We consider the age-determined insertion tree constructed by initializating with the sequence (1,1), each term with age 2, and evolving according to the following three rules:

(1) If x is any term with age 1, then x "divides" into two copies x,x each assigned an age of 1.

(2) If x is any term with age 2, and y is a neighbor adjacent to x with x<>y, then x+y, assigned an age of 0, is inserted between x and y.

(3) If two copies of x, both of age 3, are adjacent, then 2x, assigned an age of 0, is inserted between the two x's.

We show the first few stages in detail. Start with (1,1) both 1's at age 2.

1 1 (both at age 2)

In the next row both adjacent terms x=1 are at age 3, so Rule 3 applies, and thus so 2, at age 0, is inserted between the two 1's, giving

1 1 ( both 1's at age 2)

1 2 1 (2 at age 0, 1's at age 3)

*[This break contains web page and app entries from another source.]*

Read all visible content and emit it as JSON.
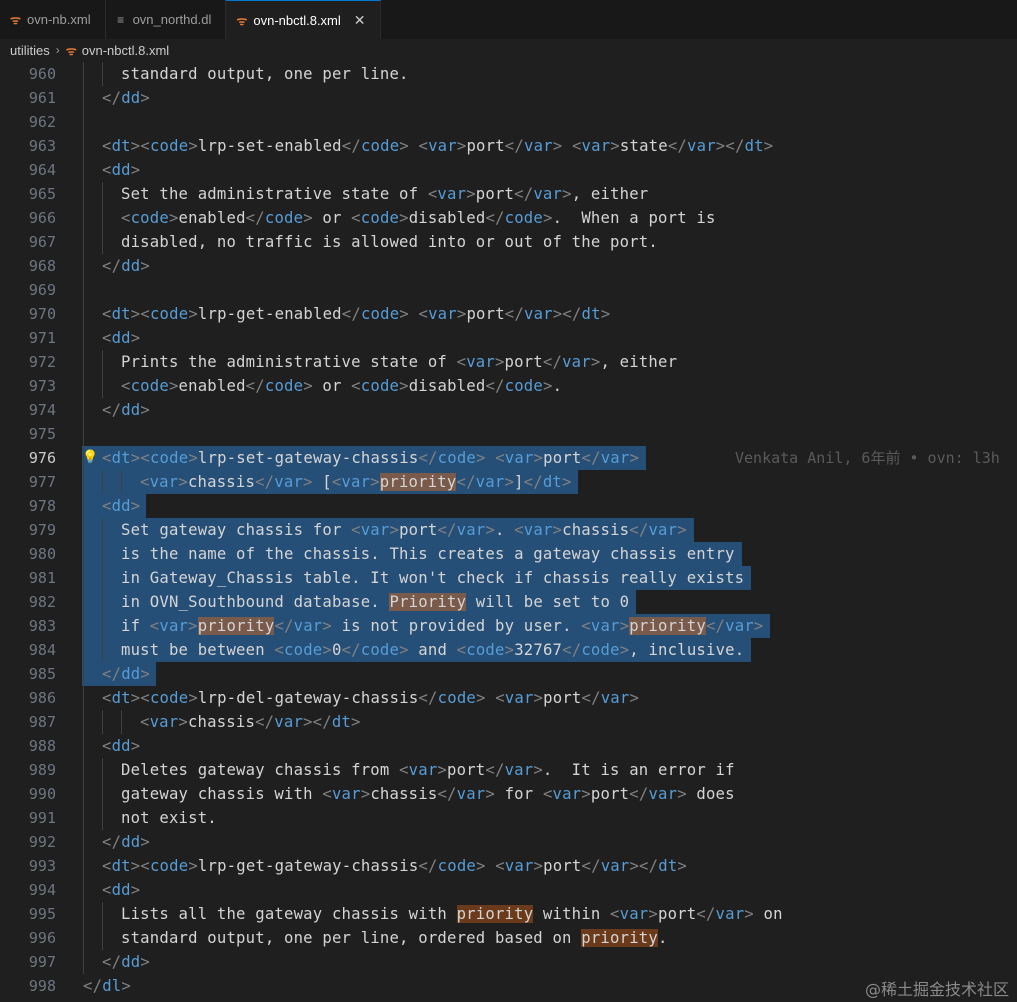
{
  "tabs": [
    {
      "label": "ovn-nb.xml",
      "icon": "rss-icon",
      "active": false
    },
    {
      "label": "ovn_northd.dl",
      "icon": "lines-icon",
      "active": false
    },
    {
      "label": "ovn-nbctl.8.xml",
      "icon": "rss-icon",
      "active": true
    }
  ],
  "breadcrumb": {
    "folder": "utilities",
    "file": "ovn-nbctl.8.xml"
  },
  "blame": "Venkata Anil, 6年前 • ovn: l3h",
  "watermark": "@稀土掘金技术社区",
  "lines": [
    {
      "n": "960",
      "text": "standard output, one per line."
    },
    {
      "n": "961",
      "text": "</dd>"
    },
    {
      "n": "962",
      "text": ""
    },
    {
      "n": "963",
      "text": "<dt><code>lrp-set-enabled</code> <var>port</var> <var>state</var></dt>"
    },
    {
      "n": "964",
      "text": "<dd>"
    },
    {
      "n": "965",
      "text": "Set the administrative state of <var>port</var>, either"
    },
    {
      "n": "966",
      "text": "<code>enabled</code> or <code>disabled</code>.  When a port is"
    },
    {
      "n": "967",
      "text": "disabled, no traffic is allowed into or out of the port."
    },
    {
      "n": "968",
      "text": "</dd>"
    },
    {
      "n": "969",
      "text": ""
    },
    {
      "n": "970",
      "text": "<dt><code>lrp-get-enabled</code> <var>port</var></dt>"
    },
    {
      "n": "971",
      "text": "<dd>"
    },
    {
      "n": "972",
      "text": "Prints the administrative state of <var>port</var>, either"
    },
    {
      "n": "973",
      "text": "<code>enabled</code> or <code>disabled</code>."
    },
    {
      "n": "974",
      "text": "</dd>"
    },
    {
      "n": "975",
      "text": ""
    },
    {
      "n": "976",
      "text": "<dt><code>lrp-set-gateway-chassis</code> <var>port</var>"
    },
    {
      "n": "977",
      "text": "<var>chassis</var> [<var>priority</var>]</dt>"
    },
    {
      "n": "978",
      "text": "<dd>"
    },
    {
      "n": "979",
      "text": "Set gateway chassis for <var>port</var>. <var>chassis</var>"
    },
    {
      "n": "980",
      "text": "is the name of the chassis. This creates a gateway chassis entry"
    },
    {
      "n": "981",
      "text": "in Gateway_Chassis table. It won't check if chassis really exists"
    },
    {
      "n": "982",
      "text": "in OVN_Southbound database. Priority will be set to 0"
    },
    {
      "n": "983",
      "text": "if <var>priority</var> is not provided by user. <var>priority</var>"
    },
    {
      "n": "984",
      "text": "must be between <code>0</code> and <code>32767</code>, inclusive."
    },
    {
      "n": "985",
      "text": "</dd>"
    },
    {
      "n": "986",
      "text": "<dt><code>lrp-del-gateway-chassis</code> <var>port</var>"
    },
    {
      "n": "987",
      "text": "<var>chassis</var></dt>"
    },
    {
      "n": "988",
      "text": "<dd>"
    },
    {
      "n": "989",
      "text": "Deletes gateway chassis from <var>port</var>.  It is an error if"
    },
    {
      "n": "990",
      "text": "gateway chassis with <var>chassis</var> for <var>port</var> does"
    },
    {
      "n": "991",
      "text": "not exist."
    },
    {
      "n": "992",
      "text": "</dd>"
    },
    {
      "n": "993",
      "text": "<dt><code>lrp-get-gateway-chassis</code> <var>port</var></dt>"
    },
    {
      "n": "994",
      "text": "<dd>"
    },
    {
      "n": "995",
      "text": "Lists all the gateway chassis with priority within <var>port</var> on"
    },
    {
      "n": "996",
      "text": "standard output, one per line, ordered based on priority."
    },
    {
      "n": "997",
      "text": "</dd>"
    },
    {
      "n": "998",
      "text": "</dl>"
    }
  ]
}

For the third row we have the 2 at age 1 and the 1's at age 4. Thus Rule 1 applies, so the 2 divides into two copies 2,2 and the list becomes

1 1 (both 1's at age 2)

1 2 1 (2 at age 0, 1's at age 3)

1 2 2 1 (2's at age 1, 1's at age 4)

For the 4th row the 2's have age 2 with 2<>1, so Rule 2 applies. Thus the sums 1+2 and 2+1 are inserted between 1,2 and 2,1, giving

1 1 (both 1's at age 2)

1 2 1 (2 at age 0, 1's at age 3)

1 2 2 1 (2's at age 1, 1's at age 4)

1 3 2 2 3 1 (2's age 2, 3 age 0)

In the 5th row the 3's are at age 1 so Rule 1 applies. Also, the 2's are at age 3 so Rule 3 applies as well. Thus each 3 divides into 3,3 and 2*2=4 is inserted betwee the two 2's, giving

1 1 (both 1's at age 2)

1 2 1 (2 at age 0, 1's at age 3)

1 2 2 1 (2's at age 1, 1's at age 4)

1 3 2 2 3 1 (2's age 2, 3 age 0)

1 3 3 2 4 2 3 3 1

Continuing this process gives:

1 1

1 2 1

1 2 2 1

1 3 2 2 3 1

1 3 3 2 4 2 3 3 1

1 4 3 3 5 2 4 4 2 5 3 3 4 1

1 4 4 3 6 3 5 5 2 6 4 4 6 2 5 5 3 6 3 4 4 1

...

...

Again we omit the 1 at the right end of each row and concatenate rows to get the sequence:

1,1,2,1,2,2,1,3,2,2,3,1,3,3,2,4,2,3,3,1,4,3,3,5,2,4,4,2,5,3,3,4,1,4,4,3,6,3,5,5,2,6,4,4,6,2,5,5,3,6,3,4,4,...

It appears that this sequence gives the count of the number of representations of n as a sum of distinct Fibonacci numbers for n=1,2,3,... (OEIS A000119). This has been verified for values of n up to 1500. We therefor conjecture that this particular age-determined insertion tree in fact determines A000119 for all n.

Created by Mathematica (March 25, 2006)